Skip to main content

The Globe and Mail

Transat’s turnaround strategy faces litmus test in fourth-quarter results

Air Transat looks to cut $20-million in operating costs

Bayne Stanley

Winter has not been good to Transat A.T. Inc. in recent years. Canada's largest tour operator has lost money in the past four winter seasons.

Among the reasons for the poor performance have been stiff competition from chief rival Sunwing Travel Group Inc., management's overestimation of capacity requirements and failure to fully match appropriate fleet deployment to seasonal needs.

But so far in fiscal 2013, Montreal-based Transat has produced encouraging results and chief executive Jean-Marc Eustache is determined to continue putting in a strong performance as the company enters that critical winter period, running from November to April.

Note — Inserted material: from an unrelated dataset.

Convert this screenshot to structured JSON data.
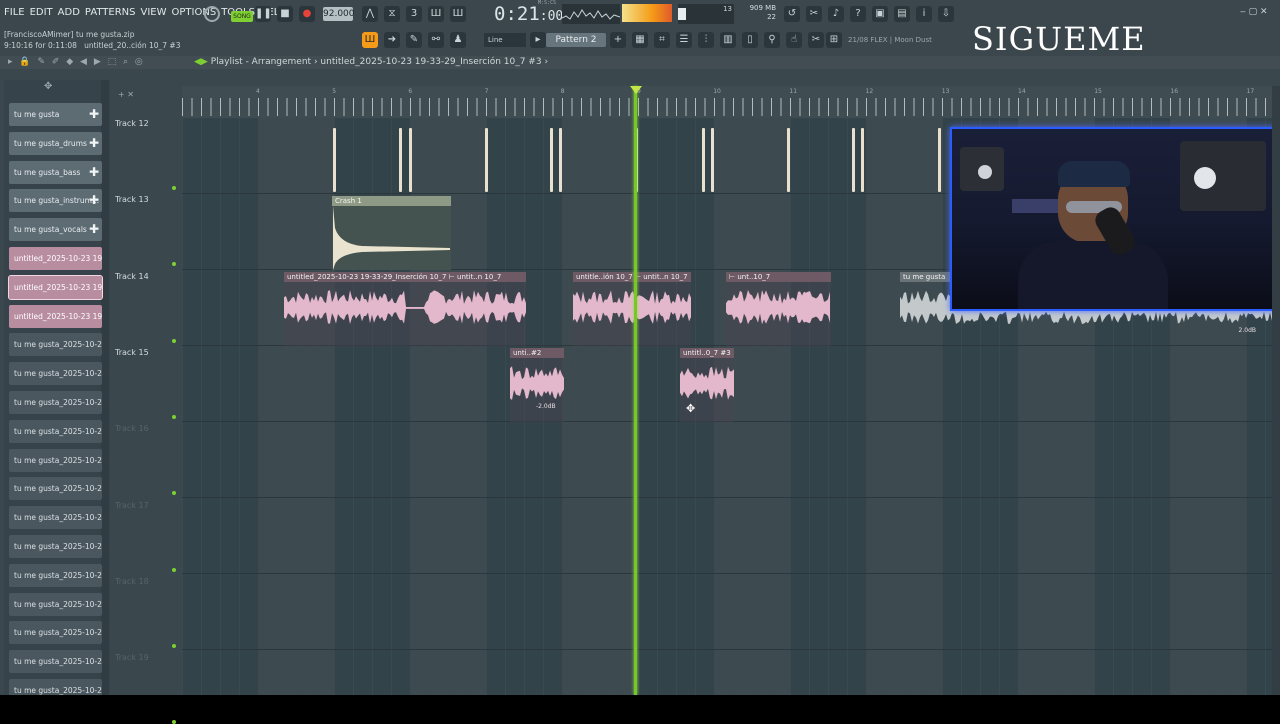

Story continues below advertisement

The outlook for winter will no doubt be discussed on the conference call when Transat reports results for the fourth quarter ended Oct. 31 on Thursday.

"While it is still too early to predict the net impact of [Transat's] turnaround strategy for the winter, management stated in October that the newly implemented strategy is progressing well," Laurentian Bank Securities analyst Ben Vendittelli said in a recent research note.

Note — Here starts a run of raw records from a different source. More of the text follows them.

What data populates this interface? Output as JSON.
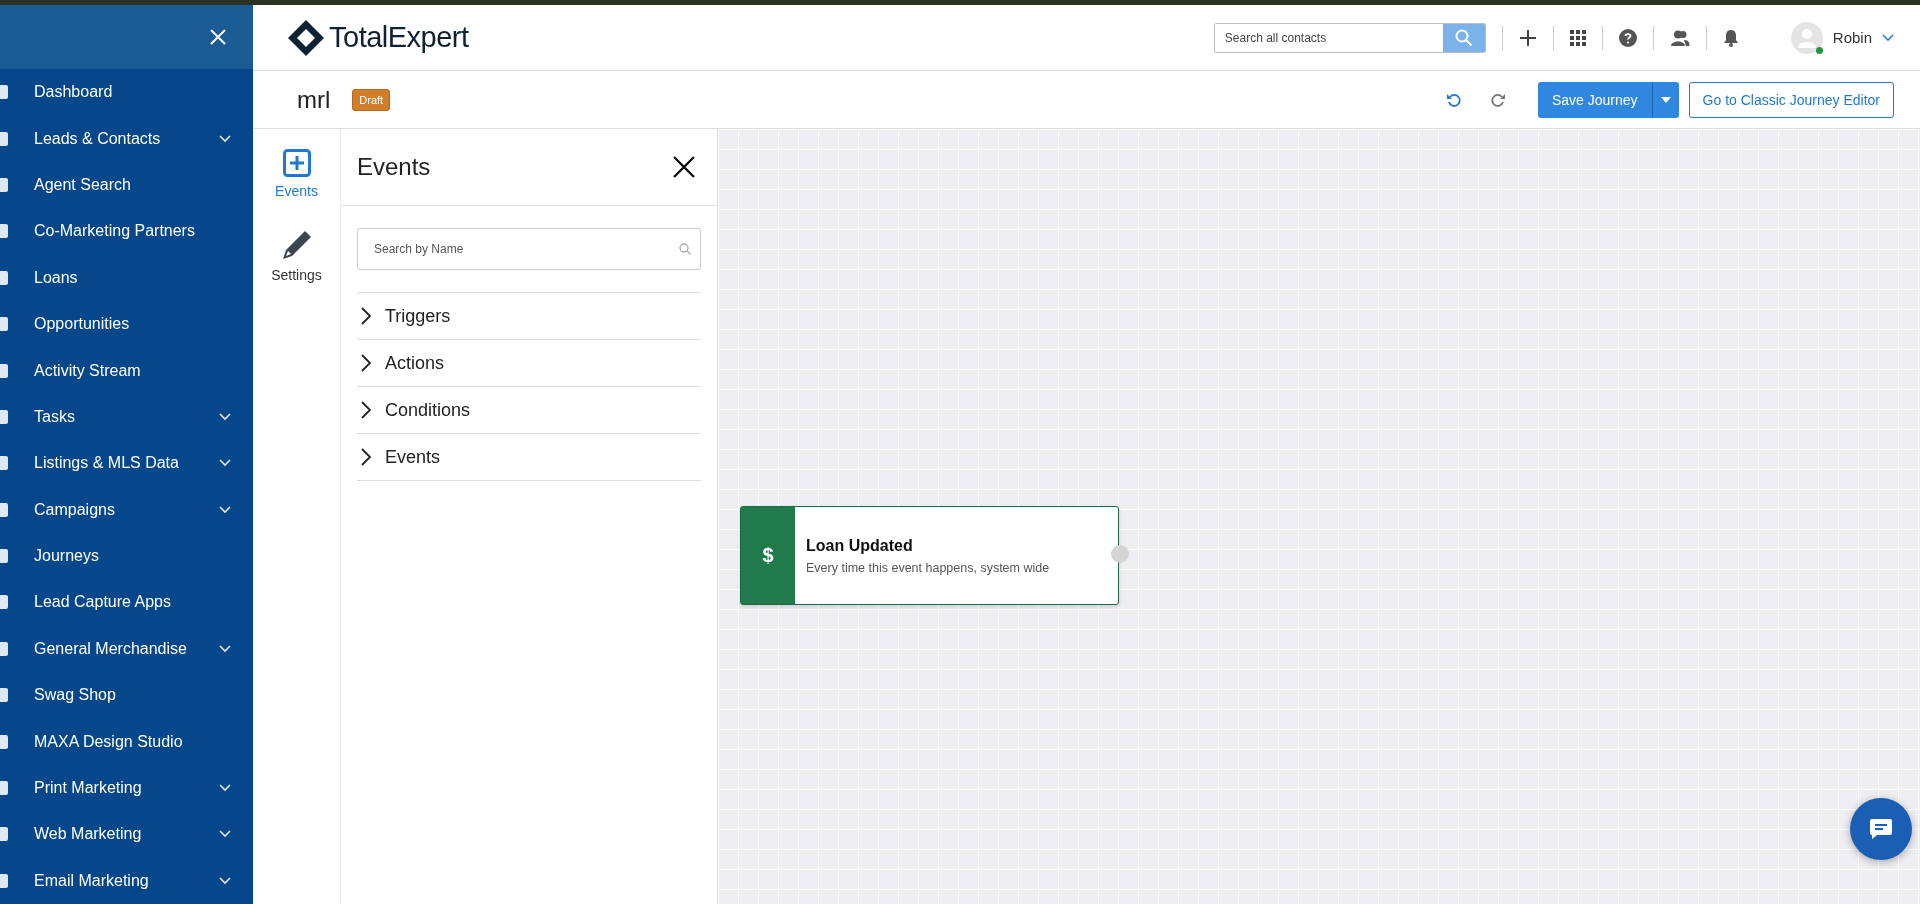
{
  "sidebar": {
    "items": [
      {
        "label": "Dashboard",
        "has_submenu": false
      },
      {
        "label": "Leads & Contacts",
        "has_submenu": true
      },
      {
        "label": "Agent Search",
        "has_submenu": false
      },
      {
        "label": "Co-Marketing Partners",
        "has_submenu": false
      },
      {
        "label": "Loans",
        "has_submenu": false
      },
      {
        "label": "Opportunities",
        "has_submenu": false
      },
      {
        "label": "Activity Stream",
        "has_submenu": false
      },
      {
        "label": "Tasks",
        "has_submenu": true
      },
      {
        "label": "Listings & MLS Data",
        "has_submenu": true
      },
      {
        "label": "Campaigns",
        "has_submenu": true
      },
      {
        "label": "Journeys",
        "has_submenu": false
      },
      {
        "label": "Lead Capture Apps",
        "has_submenu": false
      },
      {
        "label": "General Merchandise",
        "has_submenu": true
      },
      {
        "label": "Swag Shop",
        "has_submenu": false
      },
      {
        "label": "MAXA Design Studio",
        "has_submenu": false
      },
      {
        "label": "Print Marketing",
        "has_submenu": true
      },
      {
        "label": "Web Marketing",
        "has_submenu": true
      },
      {
        "label": "Email Marketing",
        "has_submenu": true
      }
    ]
  },
  "header": {
    "logo": "TotalExpert",
    "search": {
      "placeholder": "Search all contacts"
    },
    "user": {
      "name": "Robin",
      "online": true
    }
  },
  "toolbar": {
    "journey_name": "mrl",
    "status_badge": "Draft",
    "undo": {
      "disabled": false
    },
    "redo": {
      "disabled": true
    },
    "save_button": "Save Journey",
    "classic_button": "Go to Classic Journey Editor"
  },
  "rail": {
    "tabs": [
      {
        "label": "Events",
        "selected": true
      },
      {
        "label": "Settings",
        "selected": false
      }
    ]
  },
  "panel": {
    "title": "Events",
    "search": {
      "placeholder": "Search by Name"
    },
    "sections": [
      {
        "label": "Triggers",
        "expanded": false
      },
      {
        "label": "Actions",
        "expanded": false
      },
      {
        "label": "Conditions",
        "expanded": false
      },
      {
        "label": "Events",
        "expanded": false
      }
    ]
  },
  "canvas": {
    "nodes": [
      {
        "symbol": "$",
        "title": "Loan Updated",
        "description": "Every time this event happens, system wide"
      }
    ]
  }
}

"If the turnaround of winter operations progresses well the company could potentially break even this winter," he said.

Canaccord Genuity analyst David Tyerman said in an e-mail that he expects strong fourth-quarter results on a decent transatlantic performance, continuing the third-quarter trend.

"For the winter sun destination season, the outlook is less clear. There is new capacity from Air Canada Rouge and I would expect additional capacity from WestJet and quite possibly others. The key will be whether the overall industry capacity is reasonably balanced with demand. At this point, that is still uncertain."

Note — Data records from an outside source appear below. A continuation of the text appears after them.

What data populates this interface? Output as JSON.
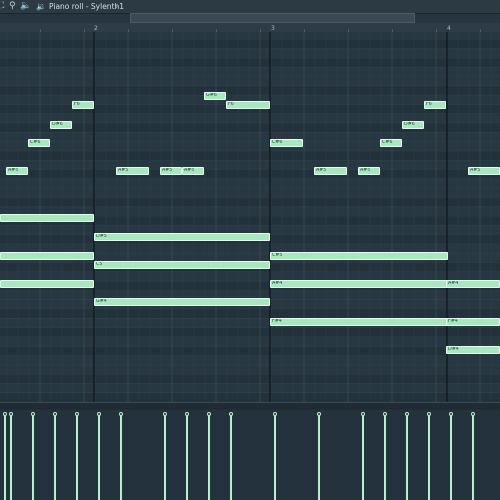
{
  "titlebar": {
    "title": "Piano roll - Sylenth1",
    "chevron": "›",
    "icons": [
      "fit-icon",
      "zoom-icon",
      "speaker-icon"
    ]
  },
  "ruler": {
    "bar_labels": [
      "2",
      "3",
      "4"
    ]
  },
  "colors": {
    "background": "#26353f",
    "note": "#a8e8bf",
    "velocity": "#b4f0c8"
  },
  "notes": [
    {
      "label": "A#5"
    },
    {
      "label": "C#6"
    },
    {
      "label": "D#6"
    },
    {
      "label": "F6"
    },
    {
      "label": ""
    },
    {
      "label": ""
    },
    {
      "label": ""
    },
    {
      "label": "A#5"
    },
    {
      "label": "A#5"
    },
    {
      "label": "A#5"
    },
    {
      "label": "G#6"
    },
    {
      "label": "F6"
    },
    {
      "label": "D#5"
    },
    {
      "label": "C5"
    },
    {
      "label": "G#4"
    },
    {
      "label": "C#6"
    },
    {
      "label": "A#5"
    },
    {
      "label": "A#5"
    },
    {
      "label": "C#6"
    },
    {
      "label": "D#6"
    },
    {
      "label": "F6"
    },
    {
      "label": "C#5"
    },
    {
      "label": "A#4"
    },
    {
      "label": "F#4"
    },
    {
      "label": "A#5"
    },
    {
      "label": "A#4"
    },
    {
      "label": "F#4"
    },
    {
      "label": "D#4"
    }
  ]
}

Mr. Vendittelli believes "that strong [fourth-quarter] results combined with a successful winter turnaround could push the stock price significantly above current levels and we look to review our target price following quarterly results.

Meanwhile, Transat is on track with its $75-million cost-cutting plan, he said.

Story continues below advertisement

"Excess cash will likely start to build on the balance sheet over the next two years. We could see capital being returned to shareholders as management stated the possibility has been brought up in past director meetings. Additionally, management has stated that they could potentially do an acquisition, we believe in the U.S."

Report an error Licensing Options
About the Author
Quebec Business Correspondent

Bertrand has been covering Quebec business and finance since 2000. Before joining The Globe and Mail in 2000, he was the Toronto-based national business correspondent for Southam News. He has a B.A. from McGill University and a Bachelor of Applied Arts from Ryerson. More


The Globe invites you to share your views. Please stay on topic and be respectful to everyone. For more information on our commenting policies and how our community-based moderation works, please read our Community Guidelines and our Terms and Conditions.

We’ve made some technical updates to our commenting software. If you are experiencing any issues posting comments, simply log out and log back in.

Discussion loading… ✨